(Task prompt):
Only lines containing the word "have" are needed; pull them out of the material.

(Record excerpts):
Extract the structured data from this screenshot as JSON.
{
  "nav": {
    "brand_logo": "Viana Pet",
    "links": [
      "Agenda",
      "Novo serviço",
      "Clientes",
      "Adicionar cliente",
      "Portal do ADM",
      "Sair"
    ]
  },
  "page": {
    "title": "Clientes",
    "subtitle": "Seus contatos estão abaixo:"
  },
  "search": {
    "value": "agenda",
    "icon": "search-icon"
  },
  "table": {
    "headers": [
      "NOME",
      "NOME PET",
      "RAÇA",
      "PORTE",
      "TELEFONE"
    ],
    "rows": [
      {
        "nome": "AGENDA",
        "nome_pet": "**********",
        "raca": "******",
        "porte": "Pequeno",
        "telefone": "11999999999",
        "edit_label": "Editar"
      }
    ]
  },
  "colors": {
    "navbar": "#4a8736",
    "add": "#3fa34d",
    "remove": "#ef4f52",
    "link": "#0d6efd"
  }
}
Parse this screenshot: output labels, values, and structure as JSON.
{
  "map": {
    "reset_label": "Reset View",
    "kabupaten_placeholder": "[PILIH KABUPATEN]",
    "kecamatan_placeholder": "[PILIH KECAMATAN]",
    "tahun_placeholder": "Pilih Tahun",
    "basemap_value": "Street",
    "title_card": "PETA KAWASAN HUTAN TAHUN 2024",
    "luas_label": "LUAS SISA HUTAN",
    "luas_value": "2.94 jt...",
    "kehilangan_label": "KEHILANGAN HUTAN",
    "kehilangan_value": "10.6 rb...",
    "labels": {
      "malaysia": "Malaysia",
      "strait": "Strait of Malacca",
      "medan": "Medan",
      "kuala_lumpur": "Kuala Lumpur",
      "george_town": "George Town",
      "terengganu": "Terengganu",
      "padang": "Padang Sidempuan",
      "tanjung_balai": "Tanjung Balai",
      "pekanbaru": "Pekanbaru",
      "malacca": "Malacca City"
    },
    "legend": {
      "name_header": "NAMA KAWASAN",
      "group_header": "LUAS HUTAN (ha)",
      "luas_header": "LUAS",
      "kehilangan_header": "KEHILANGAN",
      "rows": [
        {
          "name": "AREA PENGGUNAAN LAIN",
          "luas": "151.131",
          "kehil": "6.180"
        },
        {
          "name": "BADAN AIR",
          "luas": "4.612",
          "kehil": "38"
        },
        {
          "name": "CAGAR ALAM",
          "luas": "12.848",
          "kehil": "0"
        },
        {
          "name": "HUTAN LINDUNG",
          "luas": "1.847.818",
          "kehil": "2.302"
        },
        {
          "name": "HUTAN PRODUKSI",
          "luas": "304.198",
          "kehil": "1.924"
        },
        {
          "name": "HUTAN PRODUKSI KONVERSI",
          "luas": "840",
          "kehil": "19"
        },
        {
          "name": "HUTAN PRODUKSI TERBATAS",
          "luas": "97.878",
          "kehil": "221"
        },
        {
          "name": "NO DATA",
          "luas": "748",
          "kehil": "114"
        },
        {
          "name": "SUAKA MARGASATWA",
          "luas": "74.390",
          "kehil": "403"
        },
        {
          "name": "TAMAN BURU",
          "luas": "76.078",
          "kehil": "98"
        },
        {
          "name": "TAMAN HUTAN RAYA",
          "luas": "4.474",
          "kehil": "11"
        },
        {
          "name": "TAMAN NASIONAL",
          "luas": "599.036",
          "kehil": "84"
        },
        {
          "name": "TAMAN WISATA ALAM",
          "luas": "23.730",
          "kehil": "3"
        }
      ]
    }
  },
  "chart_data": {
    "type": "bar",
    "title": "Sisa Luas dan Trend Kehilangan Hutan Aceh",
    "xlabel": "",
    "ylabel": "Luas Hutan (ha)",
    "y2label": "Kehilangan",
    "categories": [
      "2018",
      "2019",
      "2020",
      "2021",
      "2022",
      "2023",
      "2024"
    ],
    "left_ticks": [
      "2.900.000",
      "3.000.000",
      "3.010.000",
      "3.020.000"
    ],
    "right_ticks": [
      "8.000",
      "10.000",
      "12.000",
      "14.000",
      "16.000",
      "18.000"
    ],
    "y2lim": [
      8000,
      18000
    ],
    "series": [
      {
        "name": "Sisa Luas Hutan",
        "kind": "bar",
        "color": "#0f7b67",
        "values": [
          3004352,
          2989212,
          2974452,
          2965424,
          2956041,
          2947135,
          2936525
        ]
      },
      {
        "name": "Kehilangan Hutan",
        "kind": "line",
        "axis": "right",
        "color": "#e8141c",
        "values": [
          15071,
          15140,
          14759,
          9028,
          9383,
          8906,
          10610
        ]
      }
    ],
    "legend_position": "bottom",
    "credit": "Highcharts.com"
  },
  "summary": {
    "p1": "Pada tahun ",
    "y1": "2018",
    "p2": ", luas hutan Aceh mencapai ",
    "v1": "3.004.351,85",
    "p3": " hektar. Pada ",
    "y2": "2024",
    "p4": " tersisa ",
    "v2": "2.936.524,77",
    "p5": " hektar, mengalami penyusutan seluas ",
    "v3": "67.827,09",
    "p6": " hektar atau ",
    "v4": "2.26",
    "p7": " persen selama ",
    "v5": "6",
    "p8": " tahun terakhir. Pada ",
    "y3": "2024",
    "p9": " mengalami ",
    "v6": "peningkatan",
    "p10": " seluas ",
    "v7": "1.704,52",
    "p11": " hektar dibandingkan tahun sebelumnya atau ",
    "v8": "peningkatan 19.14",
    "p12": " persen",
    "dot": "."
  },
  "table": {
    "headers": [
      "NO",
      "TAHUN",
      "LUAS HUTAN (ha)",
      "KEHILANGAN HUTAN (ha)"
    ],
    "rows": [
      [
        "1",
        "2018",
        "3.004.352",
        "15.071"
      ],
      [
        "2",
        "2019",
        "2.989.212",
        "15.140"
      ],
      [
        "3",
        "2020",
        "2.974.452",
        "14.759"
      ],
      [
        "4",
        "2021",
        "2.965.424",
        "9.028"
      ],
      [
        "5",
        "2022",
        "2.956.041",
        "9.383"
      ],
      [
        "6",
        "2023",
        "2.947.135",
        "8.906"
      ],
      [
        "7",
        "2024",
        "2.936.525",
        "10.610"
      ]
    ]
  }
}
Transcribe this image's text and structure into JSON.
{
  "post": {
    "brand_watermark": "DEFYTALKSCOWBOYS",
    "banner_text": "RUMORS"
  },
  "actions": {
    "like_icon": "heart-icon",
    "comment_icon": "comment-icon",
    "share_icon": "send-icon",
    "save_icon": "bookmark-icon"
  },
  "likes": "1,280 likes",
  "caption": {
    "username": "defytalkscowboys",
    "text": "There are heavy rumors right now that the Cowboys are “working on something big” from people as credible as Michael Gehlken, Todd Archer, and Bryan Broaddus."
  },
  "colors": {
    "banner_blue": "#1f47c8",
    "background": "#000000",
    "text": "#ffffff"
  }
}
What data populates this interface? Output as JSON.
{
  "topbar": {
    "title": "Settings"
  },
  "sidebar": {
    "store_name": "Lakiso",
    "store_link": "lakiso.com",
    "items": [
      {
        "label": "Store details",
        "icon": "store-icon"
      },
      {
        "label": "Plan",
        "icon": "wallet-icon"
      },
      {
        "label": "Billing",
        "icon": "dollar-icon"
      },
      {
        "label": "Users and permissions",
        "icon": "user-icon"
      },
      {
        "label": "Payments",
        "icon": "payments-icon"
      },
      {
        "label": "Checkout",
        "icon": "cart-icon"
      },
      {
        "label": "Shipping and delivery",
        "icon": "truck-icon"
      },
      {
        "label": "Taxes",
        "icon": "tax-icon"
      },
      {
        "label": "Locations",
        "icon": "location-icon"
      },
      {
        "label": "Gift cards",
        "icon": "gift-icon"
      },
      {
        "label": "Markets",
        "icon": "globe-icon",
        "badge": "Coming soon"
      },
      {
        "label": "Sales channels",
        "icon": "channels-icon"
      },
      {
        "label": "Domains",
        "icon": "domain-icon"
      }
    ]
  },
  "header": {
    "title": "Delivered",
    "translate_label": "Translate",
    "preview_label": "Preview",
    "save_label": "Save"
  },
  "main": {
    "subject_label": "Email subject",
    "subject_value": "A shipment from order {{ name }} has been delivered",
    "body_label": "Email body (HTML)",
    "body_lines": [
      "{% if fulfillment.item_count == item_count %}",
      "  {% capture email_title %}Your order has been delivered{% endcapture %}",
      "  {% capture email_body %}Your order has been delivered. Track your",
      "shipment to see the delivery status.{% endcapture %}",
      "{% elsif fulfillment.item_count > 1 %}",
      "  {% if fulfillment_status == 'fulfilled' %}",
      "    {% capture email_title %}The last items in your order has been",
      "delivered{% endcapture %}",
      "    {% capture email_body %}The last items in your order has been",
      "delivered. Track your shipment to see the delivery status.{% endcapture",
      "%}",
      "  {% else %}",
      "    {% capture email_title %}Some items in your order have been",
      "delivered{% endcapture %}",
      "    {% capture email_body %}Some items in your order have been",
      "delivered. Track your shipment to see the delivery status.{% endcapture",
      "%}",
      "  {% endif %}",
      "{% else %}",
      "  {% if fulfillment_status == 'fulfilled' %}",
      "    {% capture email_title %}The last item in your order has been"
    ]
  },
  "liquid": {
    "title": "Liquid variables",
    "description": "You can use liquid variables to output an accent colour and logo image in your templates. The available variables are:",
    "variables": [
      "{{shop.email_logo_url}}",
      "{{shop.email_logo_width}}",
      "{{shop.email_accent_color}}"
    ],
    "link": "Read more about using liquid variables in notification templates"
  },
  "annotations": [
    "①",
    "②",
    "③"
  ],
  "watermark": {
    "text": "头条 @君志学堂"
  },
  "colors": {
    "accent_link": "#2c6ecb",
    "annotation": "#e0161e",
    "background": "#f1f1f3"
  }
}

(Your solution):
      "    {% capture email_title %}Some items in your order have been",
      "    {% capture email_body %}Some items in your order have been",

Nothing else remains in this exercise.